The Sampoerna Foundation University Project
Sampoerna Foundation University Project
Higher Ed - Public, Other, Private, Government
The Sampoerna Foundation, a respected leader in the reform of primary and secondary education in Indonesia, has initiated a project to create a new university. The goal of the project is to found an institution that is capable of delivering access to a world-class education to a broad cross-section of Indonesians while also enhancing research capacity, knowledge transfer, and internationalization. The foundation has achieved strong support from the government, private sector organizations, and local interest groups, including the Islamic community. Community support has allowed the foundation to overcome significant challenges in its first phase of development. Growth of the institution is expected to flourish to support the development of several new schools that will support study and research in a number of disciplines that are underrepresented in higher education in Indonesia.
The project also aspires to provide a model for greater reforms among institutions of higher education in Indonesia to support expanded access and higher standards of quality. Students will benefit from the adoption of international standards for education, opportunities for international exchange, and a strong commitment to research and knowledge transfer among a talented pool of students and faculty.
One of the leading concerns in an increasingly globalized economy is that college graduates are prepared to be competitive in global markets. In Indonesia, the Putera Sampoerna Foundation is undertaking a number of strategic initiatives to support enhancements and internationalization in the Indonesian education system. The foundation has established a reputation as a leader in primary and secondary education reform since 2001 by providing scholarships to tens of thousands of students, conducting teacher training, and adopting schools throughout the country to improve facilities and student performance. Acknowledging that higher education is the next area for improvement, the Putera Sampoerna Foundation has begun work to establish a new university that will seek to elevate the overall quality of Indonesian higher education by providing a new model for reform.
The foundation operates on the belief that a number of cultural, financial, and institutional barriers keep many Indonesians from pursuing an education.
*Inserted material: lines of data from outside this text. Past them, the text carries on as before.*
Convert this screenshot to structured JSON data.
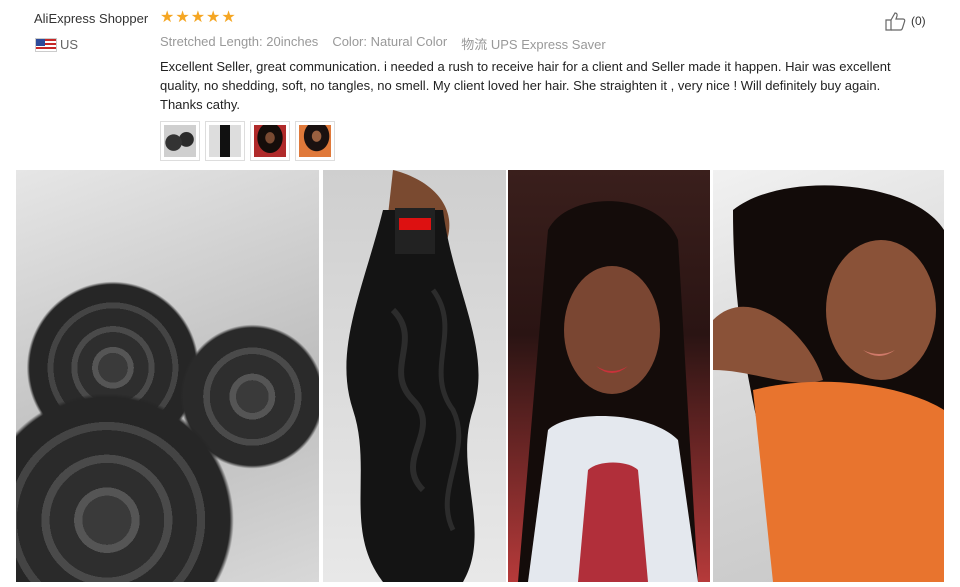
{
  "review": {
    "reviewer_name": "AliExpress Shopper",
    "rating_stars": 5,
    "country": "US",
    "attributes": [
      {
        "key": "Stretched Length:",
        "value": "20inches"
      },
      {
        "key": "Color:",
        "value": "Natural Color"
      },
      {
        "key": "物流",
        "value": "UPS Express Saver"
      }
    ],
    "text": "Excellent Seller, great communication. i needed a rush to receive hair for a client and Seller made it happen. Hair was excellent quality, no shedding, soft, no tangles, no smell. My client loved her hair.  She straighten it , very nice ! Will definitely buy again. Thanks cathy.",
    "likes": "(0)"
  },
  "thumbnails": [
    "thumb-hair-bundles",
    "thumb-body-wave-bundle",
    "thumb-customer-selfie-1",
    "thumb-customer-selfie-2"
  ],
  "photos": [
    "photo-hair-bundles",
    "photo-body-wave-bundle",
    "photo-customer-selfie-1",
    "photo-customer-selfie-2"
  ],
  "colors": {
    "star": "#f5a623",
    "text": "#222222",
    "muted": "#999999"
  }
}
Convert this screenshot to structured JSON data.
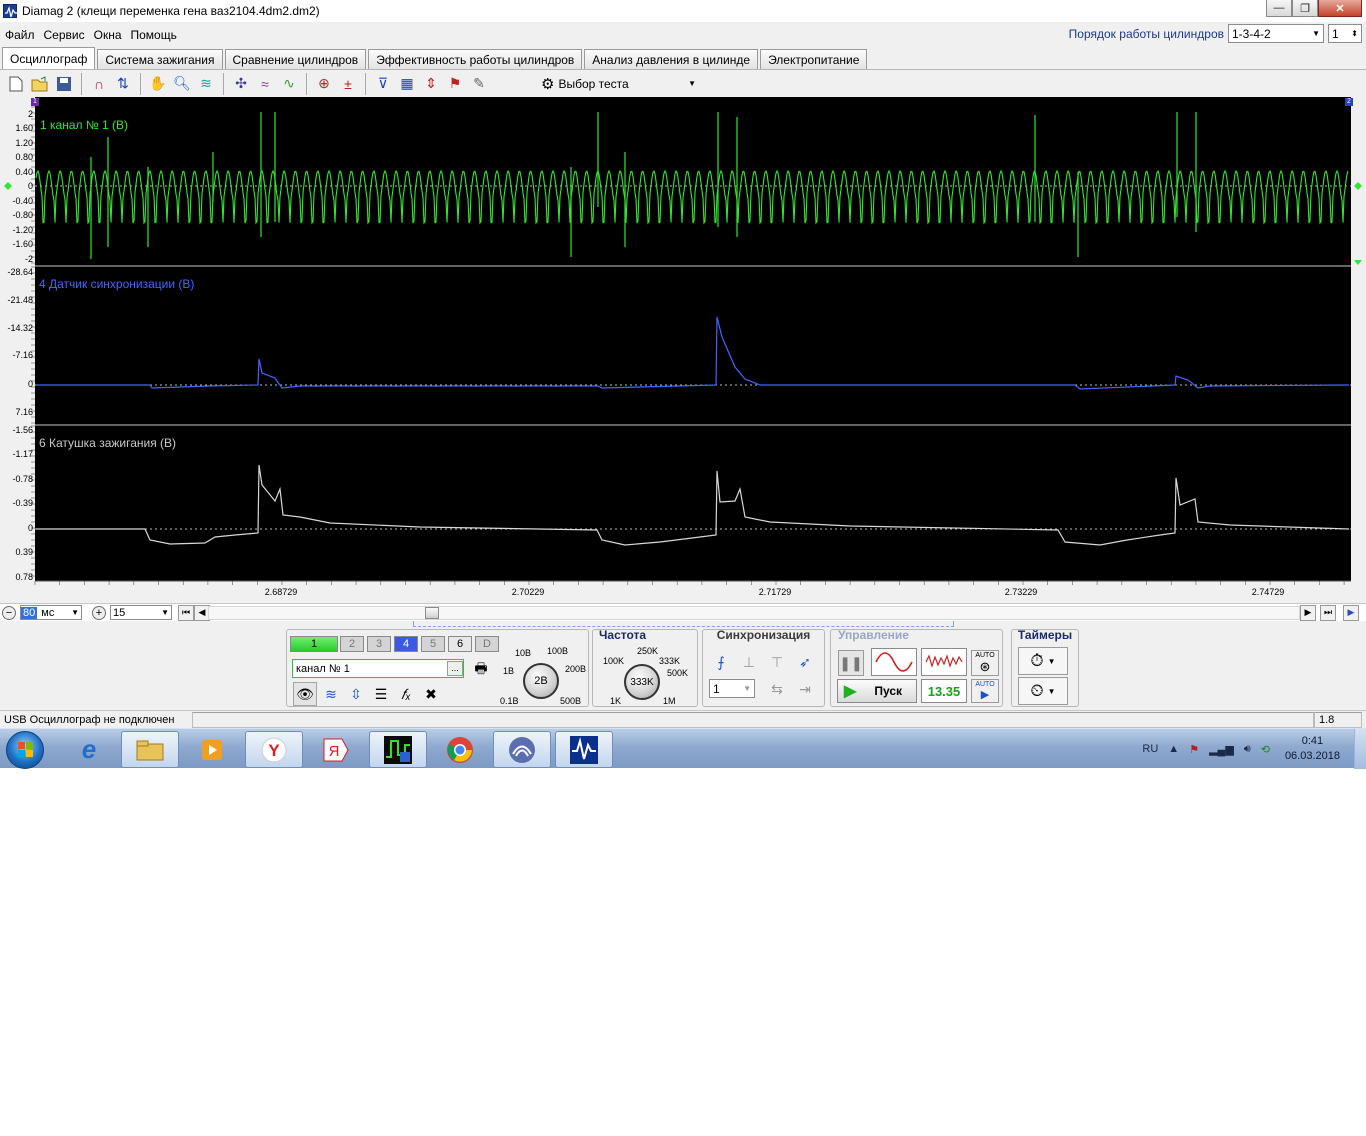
{
  "window": {
    "title": "Diamag 2 (клещи переменка гена ваз2104.4dm2.dm2)",
    "minimize": "—",
    "maximize": "❐",
    "close": "✕"
  },
  "menu": [
    "Файл",
    "Сервис",
    "Окна",
    "Помощь"
  ],
  "cylinder_order": {
    "label": "Порядок работы цилиндров",
    "value": "1-3-4-2",
    "cylinder": "1"
  },
  "tabs": [
    "Осциллограф",
    "Система зажигания",
    "Сравнение цилиндров",
    "Эффективность работы цилиндров",
    "Анализ давления в цилинде",
    "Электропитание"
  ],
  "active_tab": 0,
  "toolbar": {
    "test_select": "Выбор теста"
  },
  "markers": {
    "left": "1",
    "right": "2"
  },
  "channels": [
    {
      "title": "1 канал № 1 (В)",
      "color": "#33e633",
      "ticks": [
        "2",
        "1.60",
        "1.20",
        "0.80",
        "0.40",
        "0",
        "-0.40",
        "-0.80",
        "-1.20",
        "-1.60",
        "-2"
      ]
    },
    {
      "title": "4 Датчик синхронизации (В)",
      "color": "#4466ff",
      "ticks": [
        "-28.64",
        "-21.48",
        "-14.32",
        "-7.16",
        "0",
        "7.16"
      ]
    },
    {
      "title": "6 Катушка зажигания (В)",
      "color": "#d8d8d8",
      "ticks": [
        "-1.56",
        "-1.17",
        "-0.78",
        "-0.39",
        "0",
        "0.39",
        "0.78"
      ]
    }
  ],
  "x_ticks": [
    "2.68729",
    "2.70229",
    "2.71729",
    "2.73229",
    "2.74729"
  ],
  "timebar": {
    "zoom_value": "80",
    "zoom_unit": "мс",
    "zoom2_value": "15"
  },
  "control": {
    "channel_buttons": [
      "1",
      "2",
      "3",
      "4",
      "5",
      "6",
      "D"
    ],
    "channel_name": "канал № 1",
    "more": "...",
    "voltage": {
      "value": "2В",
      "labels": [
        "10В",
        "100В",
        "1В",
        "200В",
        "0.1В",
        "500В"
      ]
    },
    "freq": {
      "title": "Частота",
      "value": "333K",
      "labels": [
        "250K",
        "100K",
        "333K",
        "500K",
        "1K",
        "1M"
      ]
    },
    "sync": {
      "title": "Синхронизация",
      "value": "1"
    },
    "mgmt": {
      "title": "Управление",
      "start": "Пуск",
      "value": "13.35",
      "auto": "AUTO"
    },
    "timers": {
      "title": "Таймеры"
    }
  },
  "status": {
    "text": "USB Осциллограф не подключен",
    "right": "1.8"
  },
  "taskbar": {
    "lang": "RU",
    "time": "0:41",
    "date": "06.03.2018"
  }
}
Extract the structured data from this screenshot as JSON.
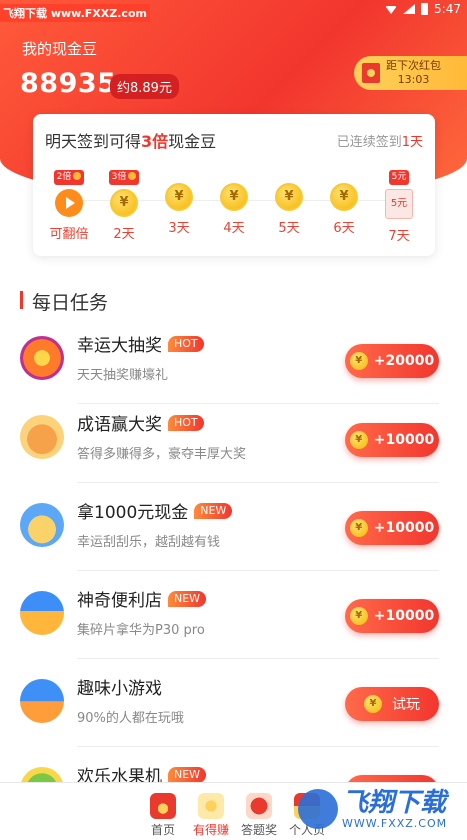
{
  "watermark_top": "飞翔下载 www.FXXZ.com",
  "status": {
    "time": "5:47"
  },
  "header": {
    "balance_label": "我的现金豆",
    "balance_value": "88935",
    "balance_yuan": "约8.89元",
    "redpack_label": "距下次红包",
    "redpack_time": "13:03"
  },
  "sign_card": {
    "title_pre": "明天签到可得",
    "title_multiplier": "3倍",
    "title_post": "现金豆",
    "streak_pre": "已连续签到",
    "streak_days": "1天",
    "days": [
      {
        "tag": "2倍",
        "label": "可翻倍",
        "type": "play"
      },
      {
        "tag": "3倍",
        "label": "2天",
        "type": "coin"
      },
      {
        "tag": "",
        "label": "3天",
        "type": "coin"
      },
      {
        "tag": "",
        "label": "4天",
        "type": "coin"
      },
      {
        "tag": "",
        "label": "5天",
        "type": "coin"
      },
      {
        "tag": "",
        "label": "6天",
        "type": "coin"
      },
      {
        "tag": "5元",
        "label": "7天",
        "type": "redbox",
        "box_text": "5元"
      }
    ],
    "coin_symbol": "¥"
  },
  "tasks_section": {
    "title": "每日任务"
  },
  "tasks": [
    {
      "name": "幸运大抽奖",
      "badge": "HOT",
      "desc": "天天抽奖赚壕礼",
      "reward": "+20000",
      "icon": "wheel-icon"
    },
    {
      "name": "成语赢大奖",
      "badge": "HOT",
      "desc": "答得多赚得多，豪夺丰厚大奖",
      "reward": "+10000",
      "icon": "idiom-icon"
    },
    {
      "name": "拿1000元现金",
      "badge": "NEW",
      "desc": "幸运刮刮乐，越刮越有钱",
      "reward": "+10000",
      "icon": "cash-card-icon"
    },
    {
      "name": "神奇便利店",
      "badge": "NEW",
      "desc": "集碎片拿华为P30 pro",
      "reward": "+10000",
      "icon": "shop-icon"
    },
    {
      "name": "趣味小游戏",
      "badge": "",
      "desc": "90%的人都在玩哦",
      "reward": "试玩",
      "icon": "game-icon"
    },
    {
      "name": "欢乐水果机",
      "badge": "NEW",
      "desc": "",
      "reward": "",
      "icon": "fruit-icon"
    }
  ],
  "tabbar": {
    "home": "首页",
    "earn": "有得赚",
    "quiz": "答题奖",
    "me": "个人页"
  },
  "watermark_bottom": {
    "main": "飞翔下载",
    "url": "WWW.FXXZ.COM"
  }
}
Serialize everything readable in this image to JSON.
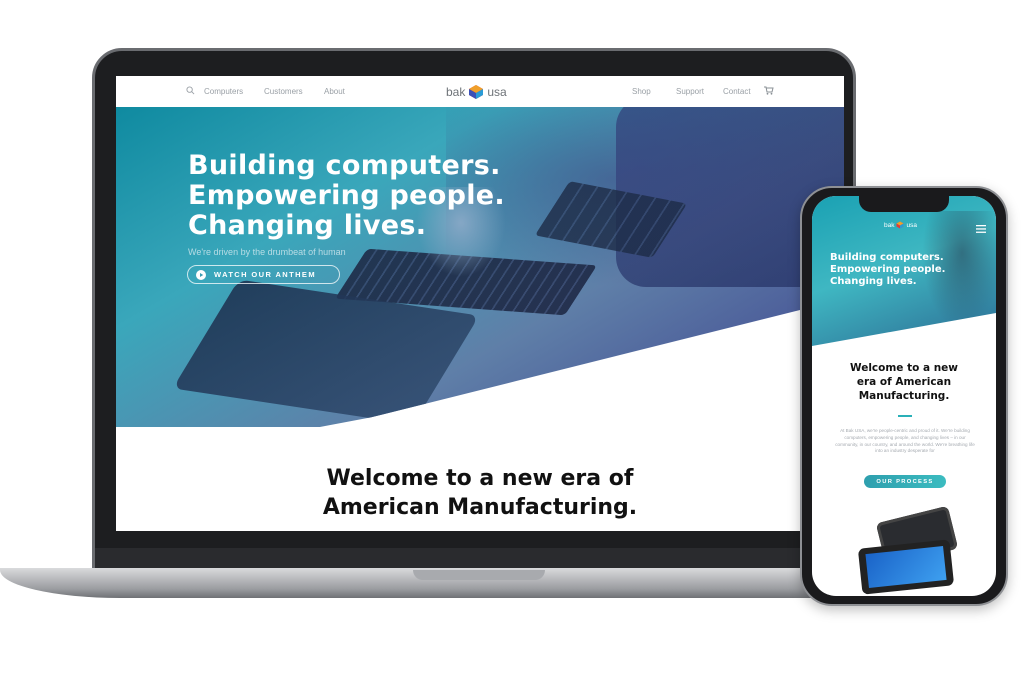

Still, those who receive a university education are disadvantaged by the relative quality of education in Indonesia. The new university will help to overcome these and other challenges by creating a strong institution established upon international standards for education and providing expanded access to Indonesians from different cultural and socioeconomic backgrounds. The foundation hopes to attract top student and faculty talent and will focus on internationalization as one way to bring new ideas and practices to a system known to provide few opportunities for international exchange. The new university will also provide new facilities to support a significant expansion of research and knowledge transfer in Indonesia.
A number of government-imposed requirements create unique challenges for the Sampoerna Foundation university project. The government has established a moratorium on issuance of permits for new institutions of higher education. The foundation’s reputation persuaded the government to make an exception for the university project. Other regulations governing existing colleges require institutions to expand one school at a time until they have achieved the nine schools required for university status. Each school must achieve financial viability and certain academic standards before the next can be founded. The Sampoerna Foundation already operates a School of Education, which supports teacher training and the development of educational programs and systems. If the foundation were to start the process beginning with its education school, it would likely expend significant financial resources and time to achieve the goal of full university status. The business minds behind the foundation had another strategy in mind.
The foundation has proposed to purchase Swadaya Business College, an institution with a nearly 40-year history, which qualifies it to expand outside of the sequential growth model that governs new institutions. By acquiring Swadaya, the Sampoerna Foundation can get started on creating multiple academic units at once. The combined education and business programs along with a third school of applied sciences will make up the first phase of the university project. The first phase will take seven years and focus on fully developing and integrating the first three schools, founding a campus, and building capacity for approximately 10,000 students. The second stage will include development of new schools of law, agricultural and life sciences, and engineering on a second campus. The second phase is anticipated to add another 10,000 students to the university. Further expansion is envisioned to support additional disciplines that are underrepresented among Indonesian institutions.
It is difficult to know how successful the Sampoerna Foundation will be in achieving its goal of founding a new university. There is a significant amount of work to be completed before the first phase of the project can establish viability for the first three schools in the university. If the foundation’s reputation in primary and secondary education is any indication, it is likely to succeed. The foundation’s commitment, ability to attract domestic and international partners from the private sector, and its domestic reputation and rapport with the government has already helped to overcome some very significant challenges.
The foundation has also achieved significant support from the nation’s Islamic community. It has become the first non-Muslim organization in Indonesia to be licensed to collect contributions through individual tithing and other forms of Islamic philanthropic support. Much of this funding will support scholarship programs to help disadvantaged students attend the university. To honor its partnership with the Islamic community, the university’s secular focus will be balanced by a commitment to foster opportunities and respect for students of various faiths on its campuses. The university is hopeful that its pluralistic community will further support the development of rigorous and active knowledge transfer. The project’s ambitions aspire to deliver an exciting new model for the establishment and growth of new universities in Indonesia and perhaps the world.